## Problem to work on
All lines in the records that carry the string "Maxi" are to be shown.

## Provided records
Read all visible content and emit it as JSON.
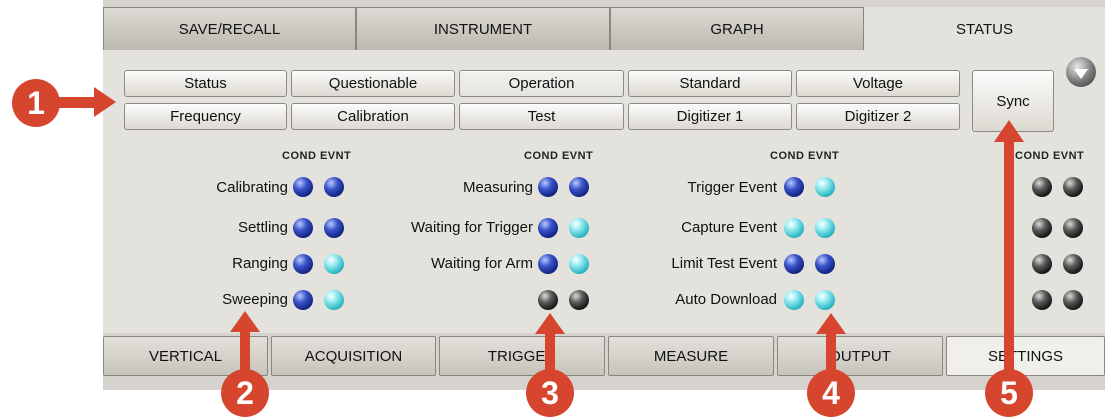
{
  "top_tabs": [
    "SAVE/RECALL",
    "INSTRUMENT",
    "GRAPH",
    "STATUS"
  ],
  "register_buttons": {
    "row1": [
      "Status",
      "Questionable",
      "Operation",
      "Standard",
      "Voltage"
    ],
    "row2": [
      "Frequency",
      "Calibration",
      "Test",
      "Digitizer 1",
      "Digitizer 2"
    ],
    "selected": "Operation"
  },
  "sync_label": "Sync",
  "column_header": "COND EVNT",
  "groups": [
    {
      "rows": [
        {
          "label": "Calibrating",
          "cond": "blue",
          "evnt": "blue"
        },
        {
          "label": "Settling",
          "cond": "blue",
          "evnt": "blue"
        },
        {
          "label": "Ranging",
          "cond": "blue",
          "evnt": "cyan"
        },
        {
          "label": "Sweeping",
          "cond": "blue",
          "evnt": "cyan"
        }
      ]
    },
    {
      "rows": [
        {
          "label": "Measuring",
          "cond": "blue",
          "evnt": "blue"
        },
        {
          "label": "Waiting for Trigger",
          "cond": "blue",
          "evnt": "cyan"
        },
        {
          "label": "Waiting for Arm",
          "cond": "blue",
          "evnt": "cyan"
        },
        {
          "label": "",
          "cond": "black",
          "evnt": "black"
        }
      ]
    },
    {
      "rows": [
        {
          "label": "Trigger Event",
          "cond": "blue",
          "evnt": "cyan"
        },
        {
          "label": "Capture Event",
          "cond": "cyan",
          "evnt": "cyan"
        },
        {
          "label": "Limit Test Event",
          "cond": "blue",
          "evnt": "blue"
        },
        {
          "label": "Auto Download",
          "cond": "cyan",
          "evnt": "cyan"
        }
      ]
    },
    {
      "rows": [
        {
          "label": "",
          "cond": "black",
          "evnt": "black"
        },
        {
          "label": "",
          "cond": "black",
          "evnt": "black"
        },
        {
          "label": "",
          "cond": "black",
          "evnt": "black"
        },
        {
          "label": "",
          "cond": "black",
          "evnt": "black"
        }
      ]
    }
  ],
  "bottom_tabs": [
    "VERTICAL",
    "ACQUISITION",
    "TRIGGER",
    "MEASURE",
    "OUTPUT",
    "SETTINGS"
  ],
  "callouts": [
    "1",
    "2",
    "3",
    "4",
    "5"
  ],
  "colors": {
    "callout": "#d6452e",
    "led_blue": "#1c30a0",
    "led_cyan": "#5fd4dc",
    "led_black": "#222222"
  }
}
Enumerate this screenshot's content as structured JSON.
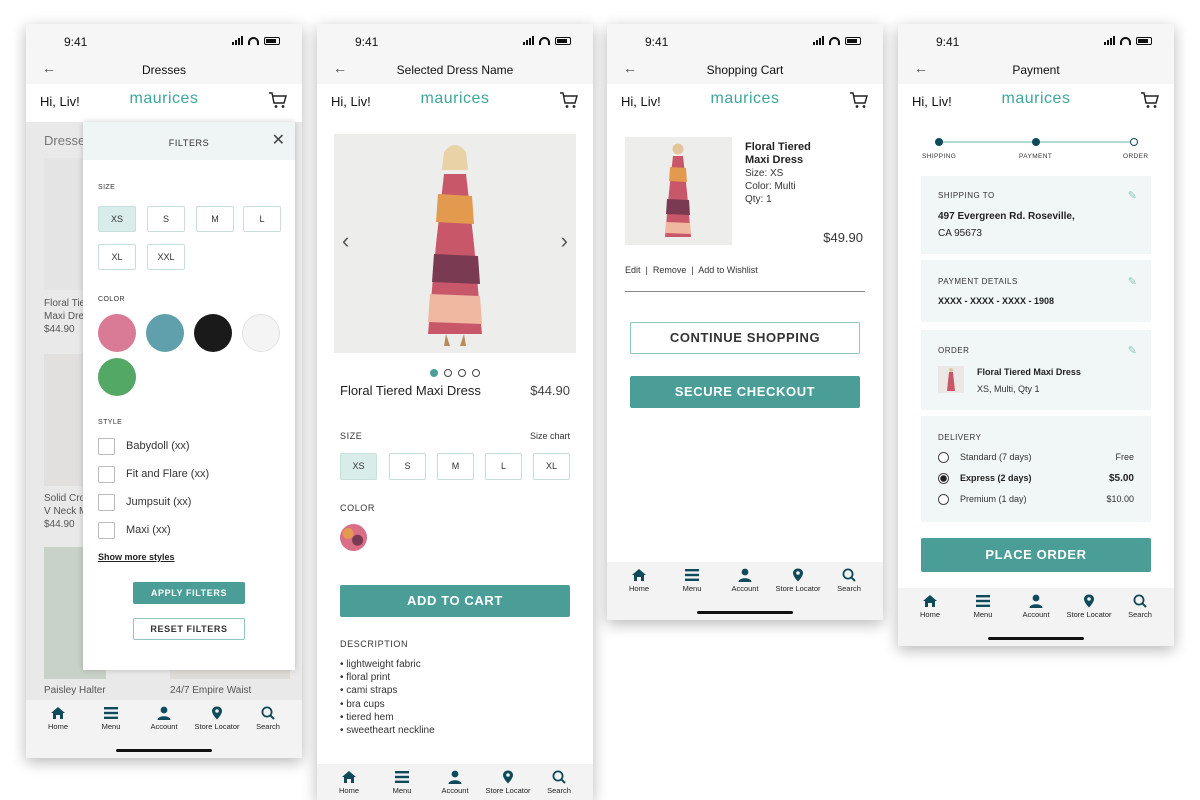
{
  "status": {
    "time": "9:41"
  },
  "brand": {
    "greeting": "Hi, Liv!",
    "logo": "maurices"
  },
  "tabs": {
    "home": "Home",
    "menu": "Menu",
    "account": "Account",
    "store": "Store Locator",
    "search": "Search"
  },
  "screen1": {
    "title": "Dresses",
    "bg": {
      "heading": "Dresses",
      "item1_name": "Floral Tie",
      "item1_name2": "Maxi Dre",
      "item1_price": "$44.90",
      "item2_name": "Solid Cro",
      "item2_name2": "V Neck M",
      "item2_price": "$44.90",
      "item3_name": "Paisley Halter",
      "item4_name": "24/7 Empire Waist"
    },
    "filters": {
      "title": "FILTERS",
      "size_label": "SIZE",
      "sizes": [
        "XS",
        "S",
        "M",
        "L",
        "XL",
        "XXL"
      ],
      "color_label": "COLOR",
      "style_label": "STYLE",
      "styles": [
        "Babydoll (xx)",
        "Fit and Flare (xx)",
        "Jumpsuit (xx)",
        "Maxi (xx)"
      ],
      "show_more": "Show more styles",
      "apply": "APPLY FILTERS",
      "reset": "RESET FILTERS"
    }
  },
  "screen2": {
    "title": "Selected Dress Name",
    "product_name": "Floral Tiered Maxi Dress",
    "price": "$44.90",
    "size_label": "SIZE",
    "size_chart": "Size chart",
    "sizes": [
      "XS",
      "S",
      "M",
      "L",
      "XL"
    ],
    "color_label": "COLOR",
    "add_to_cart": "ADD TO CART",
    "description_label": "DESCRIPTION",
    "bullets": [
      "• lightweight fabric",
      "• floral print",
      "• cami straps",
      "• bra cups",
      "• tiered hem",
      "• sweetheart neckline"
    ]
  },
  "screen3": {
    "title": "Shopping Cart",
    "item_name1": "Floral Tiered",
    "item_name2": "Maxi Dress",
    "item_size": "Size: XS",
    "item_color": "Color: Multi",
    "item_qty": "Qty: 1",
    "item_price": "$49.90",
    "actions": "Edit  |  Remove  |  Add to Wishlist",
    "continue": "CONTINUE SHOPPING",
    "checkout": "SECURE CHECKOUT"
  },
  "screen4": {
    "title": "Payment",
    "steps": [
      "SHIPPING",
      "PAYMENT",
      "ORDER"
    ],
    "shipping_label": "SHIPPING TO",
    "shipping_line1": "497 Evergreen Rd. Roseville,",
    "shipping_line2": "CA 95673",
    "payment_label": "PAYMENT DETAILS",
    "card": "XXXX - XXXX - XXXX - 1908",
    "order_label": "ORDER",
    "order_item": "Floral Tiered Maxi Dress",
    "order_detail": "XS, Multi, Qty 1",
    "delivery_label": "DELIVERY",
    "delivery": [
      {
        "name": "Standard (7 days)",
        "price": "Free"
      },
      {
        "name": "Express (2 days)",
        "price": "$5.00"
      },
      {
        "name": "Premium (1 day)",
        "price": "$10.00"
      }
    ],
    "place_order": "PLACE ORDER"
  },
  "colors": {
    "accent": "#4a9e97",
    "logo": "#3fa69d",
    "swatches": [
      "#d97a97",
      "#5fa0ac",
      "#1a1a1a",
      "#f4f4f4",
      "#54a866"
    ]
  }
}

## Written response
      "item1_name2": "Maxi Dre",
        "Maxi (xx)"
    "product_name": "Floral Tiered Maxi Dress",
    "item_name2": "Maxi Dress",
    "order_item": "Floral Tiered Maxi Dress",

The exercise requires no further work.